The inspection made it obvious that heavy equipment would have to get into the tunnel, even to remove the branches and debris that washed in over the years and accumulated into dams. But if the swing stage provided limited access, the exterior end of the tunnel had even less: The tunnel’s outlet dropped off at the rock face directly into the water. Rankin decided to build itself a work platform by placing clean rock fill in the river to create a landing pad at the mouth of the tunnel. A 300-ton crane, which the team stationed atop the adjacent gorge edge, then lowered equipment onto this platform. Skid steers, two excavators — an 8-ton and 30-ton version — steel baskets of supplies, and more made the 180 ft trip down to the tunnel mouth.
Making the tunnel visitor-friendly also required working around the ever-present moisture generated by the falls and river. Because of fissures in the walls, water is always leaking in. Also, the original building design funneled rain off the roof into the wheel pit so that all drainage produced power — a clever repurposing that meant rainwater was continually routed directly into the tunnel, Gruosso says. “We never thought we’d stop the water and make it a completely dry attraction.” Instead, the design team lifted visitors 5 ft off the floor of the tunnel and ran drainage pipes along with lighting, Wi-Fi, and cell cables, under a concrete walkway. Glass elevators now stopped on the new raised platform to transport visitors.

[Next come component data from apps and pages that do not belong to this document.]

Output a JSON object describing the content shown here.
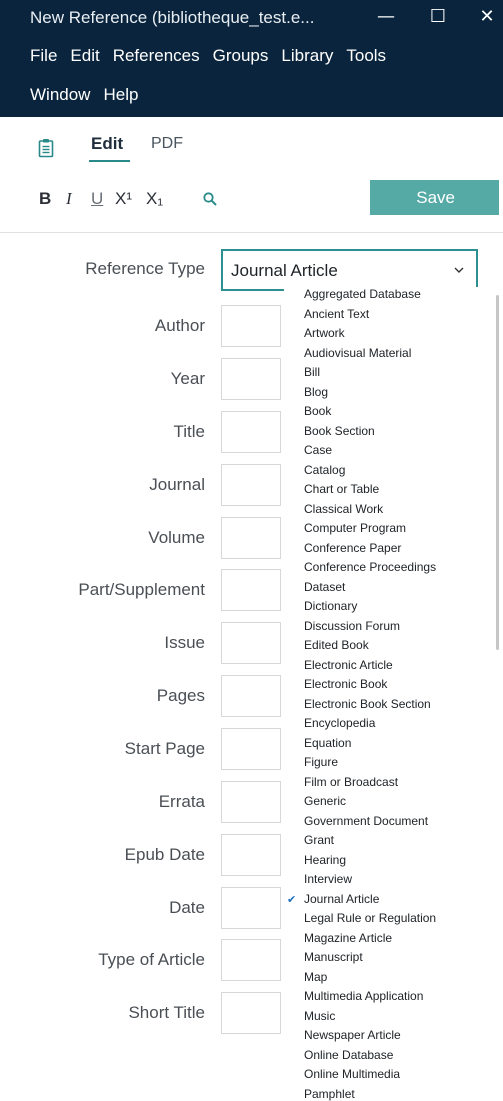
{
  "window": {
    "title": "New Reference (bibliotheque_test.e...",
    "min_glyph": "—",
    "max_glyph": "☐",
    "close_glyph": "✕"
  },
  "menu": {
    "row1": [
      "File",
      "Edit",
      "References",
      "Groups",
      "Library",
      "Tools"
    ],
    "row2": [
      "Window",
      "Help"
    ]
  },
  "tabs": {
    "edit": "Edit",
    "pdf": "PDF"
  },
  "format": {
    "bold": "B",
    "italic": "I",
    "underline": "U",
    "superscript": "X¹",
    "subscript": "X₁"
  },
  "toolbar": {
    "save_label": "Save"
  },
  "colors": {
    "header_bg": "#09243c",
    "accent": "#2d8f8f",
    "save_bg": "#55aaa6"
  },
  "form": {
    "reference_type_label": "Reference Type",
    "reference_type_value": "Journal Article",
    "fields": [
      "Author",
      "Year",
      "Title",
      "Journal",
      "Volume",
      "Part/Supplement",
      "Issue",
      "Pages",
      "Start Page",
      "Errata",
      "Epub Date",
      "Date",
      "Type of Article",
      "Short Title"
    ]
  },
  "dropdown": {
    "selected": "Journal Article",
    "options": [
      "Aggregated Database",
      "Ancient Text",
      "Artwork",
      "Audiovisual Material",
      "Bill",
      "Blog",
      "Book",
      "Book Section",
      "Case",
      "Catalog",
      "Chart or Table",
      "Classical Work",
      "Computer Program",
      "Conference Paper",
      "Conference Proceedings",
      "Dataset",
      "Dictionary",
      "Discussion Forum",
      "Edited Book",
      "Electronic Article",
      "Electronic Book",
      "Electronic Book Section",
      "Encyclopedia",
      "Equation",
      "Figure",
      "Film or Broadcast",
      "Generic",
      "Government Document",
      "Grant",
      "Hearing",
      "Interview",
      "Journal Article",
      "Legal Rule or Regulation",
      "Magazine Article",
      "Manuscript",
      "Map",
      "Multimedia Application",
      "Music",
      "Newspaper Article",
      "Online Database",
      "Online Multimedia",
      "Pamphlet"
    ]
  }
}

Building a concrete path running from the elevators to the mouth of the tunnel forced the construction team to find a way to pump material 2,200 ft. After coordinating with its supplier for a mix that would resist segregating and solidifying while being pushed that far, the team lowered a Pumpcrete trailer pump onto their staging area and worked from the back of the tunnel forward.
While the original contract called for the walkway to end at the tunnel’s mouth, the plans changed once people realized the view could be improved: Not much of the falls was visible to the south, Snow says. Building out a platform would give visitors a broader perspective. Crews extended the concrete walkway into a viewing area supported by the clean rock fill and armor stone, some of which was the material Ontario Power Generation had excavated while digging its own Niagara tunnel a few years earlier. (The electric company, which currently holds Niagara water rights, carved its tunnel so the river could flow into its downstream generating stations. Niagara Parks allowed the company to leave the excavated rock on parkland and then repurposed those boulders for its new viewing area.)
The moisture and constant water in the tunnel meant some crew members packed three to four changes of clothing each day in an attempt to stay dry — but the end of the project was particularly wet. “When you get out working in front of the tunnel and along the river edge, there's the mist from the falls,” Snow says. “It's like it's constantly raining down there.”
The main station building and the tailrace tunnel are now open to visitors. People learn the nuts and bolts of creating hydropower while walking through the ground-level facility, and the walk down the tailrace tunnel impresses people because of how much labor went into constructing a generator of this size at the turn of the century, Gruosso says. He and his colleagues learned even more about how the generator was put together as they analyzed write-ups, like the Smith report for the Canadian Society of Civil Engineers, and hundreds of photos the engineers and crews took during construction. “Either this was just good practice,” Gruosso says, “or they knew that they were leaving a legacy.”
The tunnel officially opened to visitors in July 2022.